--- DATA SUPPLIED ---

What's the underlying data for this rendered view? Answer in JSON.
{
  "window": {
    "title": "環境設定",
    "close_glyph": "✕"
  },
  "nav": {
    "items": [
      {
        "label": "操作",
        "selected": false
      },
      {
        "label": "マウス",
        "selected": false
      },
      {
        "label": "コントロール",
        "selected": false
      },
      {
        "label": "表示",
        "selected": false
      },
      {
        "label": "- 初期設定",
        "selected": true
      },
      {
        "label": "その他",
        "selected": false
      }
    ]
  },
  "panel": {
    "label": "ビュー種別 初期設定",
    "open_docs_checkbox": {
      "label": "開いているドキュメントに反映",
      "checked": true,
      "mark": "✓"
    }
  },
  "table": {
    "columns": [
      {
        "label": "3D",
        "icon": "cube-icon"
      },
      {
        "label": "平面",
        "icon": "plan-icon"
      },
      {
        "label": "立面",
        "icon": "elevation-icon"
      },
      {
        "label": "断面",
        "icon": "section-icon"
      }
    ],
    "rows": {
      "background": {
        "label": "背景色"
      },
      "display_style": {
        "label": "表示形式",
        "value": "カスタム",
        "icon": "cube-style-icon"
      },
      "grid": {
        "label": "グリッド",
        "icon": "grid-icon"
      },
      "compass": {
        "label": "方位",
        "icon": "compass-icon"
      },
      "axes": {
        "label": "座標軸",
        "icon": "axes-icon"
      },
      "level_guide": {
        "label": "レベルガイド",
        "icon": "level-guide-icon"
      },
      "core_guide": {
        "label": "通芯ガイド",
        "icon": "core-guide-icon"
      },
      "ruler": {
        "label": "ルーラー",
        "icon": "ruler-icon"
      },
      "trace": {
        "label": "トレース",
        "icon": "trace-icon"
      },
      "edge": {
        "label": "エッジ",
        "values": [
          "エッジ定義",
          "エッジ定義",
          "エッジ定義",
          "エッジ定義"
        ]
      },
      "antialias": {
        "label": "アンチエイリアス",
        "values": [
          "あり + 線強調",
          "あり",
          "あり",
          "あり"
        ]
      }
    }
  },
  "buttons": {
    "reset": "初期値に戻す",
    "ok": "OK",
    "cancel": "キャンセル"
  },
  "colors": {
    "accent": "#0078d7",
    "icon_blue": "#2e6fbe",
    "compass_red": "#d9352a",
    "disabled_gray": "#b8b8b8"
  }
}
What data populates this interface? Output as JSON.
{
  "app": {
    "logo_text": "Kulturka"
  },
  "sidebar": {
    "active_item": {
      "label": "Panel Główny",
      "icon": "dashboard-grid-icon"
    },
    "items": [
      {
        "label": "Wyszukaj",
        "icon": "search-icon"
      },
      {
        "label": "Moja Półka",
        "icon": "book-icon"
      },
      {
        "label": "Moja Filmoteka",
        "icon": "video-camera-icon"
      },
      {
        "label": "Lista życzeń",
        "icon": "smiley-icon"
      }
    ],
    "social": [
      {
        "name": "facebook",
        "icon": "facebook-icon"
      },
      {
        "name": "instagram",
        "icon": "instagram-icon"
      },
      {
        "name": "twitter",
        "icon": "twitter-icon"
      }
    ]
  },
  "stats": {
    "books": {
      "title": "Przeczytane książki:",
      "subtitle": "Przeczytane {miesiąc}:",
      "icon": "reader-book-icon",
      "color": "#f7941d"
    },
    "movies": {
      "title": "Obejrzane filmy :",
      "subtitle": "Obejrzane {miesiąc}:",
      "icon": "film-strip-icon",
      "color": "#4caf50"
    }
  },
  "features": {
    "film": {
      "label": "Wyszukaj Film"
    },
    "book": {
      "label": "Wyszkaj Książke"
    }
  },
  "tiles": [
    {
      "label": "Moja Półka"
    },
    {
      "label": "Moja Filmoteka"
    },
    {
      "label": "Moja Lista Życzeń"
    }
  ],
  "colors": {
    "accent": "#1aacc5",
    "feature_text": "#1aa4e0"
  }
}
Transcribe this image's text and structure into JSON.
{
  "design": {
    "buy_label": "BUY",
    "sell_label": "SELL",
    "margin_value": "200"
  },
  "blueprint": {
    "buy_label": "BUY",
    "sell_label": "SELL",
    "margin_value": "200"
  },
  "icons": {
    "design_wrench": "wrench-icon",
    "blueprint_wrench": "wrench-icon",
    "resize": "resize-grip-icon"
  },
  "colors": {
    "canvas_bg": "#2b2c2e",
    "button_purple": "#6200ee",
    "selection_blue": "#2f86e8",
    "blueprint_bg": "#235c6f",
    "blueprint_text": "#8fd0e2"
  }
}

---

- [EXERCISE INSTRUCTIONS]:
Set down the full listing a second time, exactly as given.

- [RESPONSE TO THIS TASK]:
What's the underlying data for this rendered view? Answer in JSON.
{
  "window": {
    "title": "環境設定",
    "close_glyph": "✕"
  },
  "nav": {
    "items": [
      {
        "label": "操作",
        "selected": false
      },
      {
        "label": "マウス",
        "selected": false
      },
      {
        "label": "コントロール",
        "selected": false
      },
      {
        "label": "表示",
        "selected": false
      },
      {
        "label": "- 初期設定",
        "selected": true
      },
      {
        "label": "その他",
        "selected": false
      }
    ]
  },
  "panel": {
    "label": "ビュー種別 初期設定",
    "open_docs_checkbox": {
      "label": "開いているドキュメントに反映",
      "checked": true,
      "mark": "✓"
    }
  },
  "table": {
    "columns": [
      {
        "label": "3D",
        "icon": "cube-icon"
      },
      {
        "label": "平面",
        "icon": "plan-icon"
      },
      {
        "label": "立面",
        "icon": "elevation-icon"
      },
      {
        "label": "断面",
        "icon": "section-icon"
      }
    ],
    "rows": {
      "background": {
        "label": "背景色"
      },
      "display_style": {
        "label": "表示形式",
        "value": "カスタム",
        "icon": "cube-style-icon"
      },
      "grid": {
        "label": "グリッド",
        "icon": "grid-icon"
      },
      "compass": {
        "label": "方位",
        "icon": "compass-icon"
      },
      "axes": {
        "label": "座標軸",
        "icon": "axes-icon"
      },
      "level_guide": {
        "label": "レベルガイド",
        "icon": "level-guide-icon"
      },
      "core_guide": {
        "label": "通芯ガイド",
        "icon": "core-guide-icon"
      },
      "ruler": {
        "label": "ルーラー",
        "icon": "ruler-icon"
      },
      "trace": {
        "label": "トレース",
        "icon": "trace-icon"
      },
      "edge": {
        "label": "エッジ",
        "values": [
          "エッジ定義",
          "エッジ定義",
          "エッジ定義",
          "エッジ定義"
        ]
      },
      "antialias": {
        "label": "アンチエイリアス",
        "values": [
          "あり + 線強調",
          "あり",
          "あり",
          "あり"
        ]
      }
    }
  },
  "buttons": {
    "reset": "初期値に戻す",
    "ok": "OK",
    "cancel": "キャンセル"
  },
  "colors": {
    "accent": "#0078d7",
    "icon_blue": "#2e6fbe",
    "compass_red": "#d9352a",
    "disabled_gray": "#b8b8b8"
  }
}
What data populates this interface? Output as JSON.
{
  "app": {
    "logo_text": "Kulturka"
  },
  "sidebar": {
    "active_item": {
      "label": "Panel Główny",
      "icon": "dashboard-grid-icon"
    },
    "items": [
      {
        "label": "Wyszukaj",
        "icon": "search-icon"
      },
      {
        "label": "Moja Półka",
        "icon": "book-icon"
      },
      {
        "label": "Moja Filmoteka",
        "icon": "video-camera-icon"
      },
      {
        "label": "Lista życzeń",
        "icon": "smiley-icon"
      }
    ],
    "social": [
      {
        "name": "facebook",
        "icon": "facebook-icon"
      },
      {
        "name": "instagram",
        "icon": "instagram-icon"
      },
      {
        "name": "twitter",
        "icon": "twitter-icon"
      }
    ]
  },
  "stats": {
    "books": {
      "title": "Przeczytane książki:",
      "subtitle": "Przeczytane {miesiąc}:",
      "icon": "reader-book-icon",
      "color": "#f7941d"
    },
    "movies": {
      "title": "Obejrzane filmy :",
      "subtitle": "Obejrzane {miesiąc}:",
      "icon": "film-strip-icon",
      "color": "#4caf50"
    }
  },
  "features": {
    "film": {
      "label": "Wyszukaj Film"
    },
    "book": {
      "label": "Wyszkaj Książke"
    }
  },
  "tiles": [
    {
      "label": "Moja Półka"
    },
    {
      "label": "Moja Filmoteka"
    },
    {
      "label": "Moja Lista Życzeń"
    }
  ],
  "colors": {
    "accent": "#1aacc5",
    "feature_text": "#1aa4e0"
  }
}
Transcribe this image's text and structure into JSON.
{
  "design": {
    "buy_label": "BUY",
    "sell_label": "SELL",
    "margin_value": "200"
  },
  "blueprint": {
    "buy_label": "BUY",
    "sell_label": "SELL",
    "margin_value": "200"
  },
  "icons": {
    "design_wrench": "wrench-icon",
    "blueprint_wrench": "wrench-icon",
    "resize": "resize-grip-icon"
  },
  "colors": {
    "canvas_bg": "#2b2c2e",
    "button_purple": "#6200ee",
    "selection_blue": "#2f86e8",
    "blueprint_bg": "#235c6f",
    "blueprint_text": "#8fd0e2"
  }
}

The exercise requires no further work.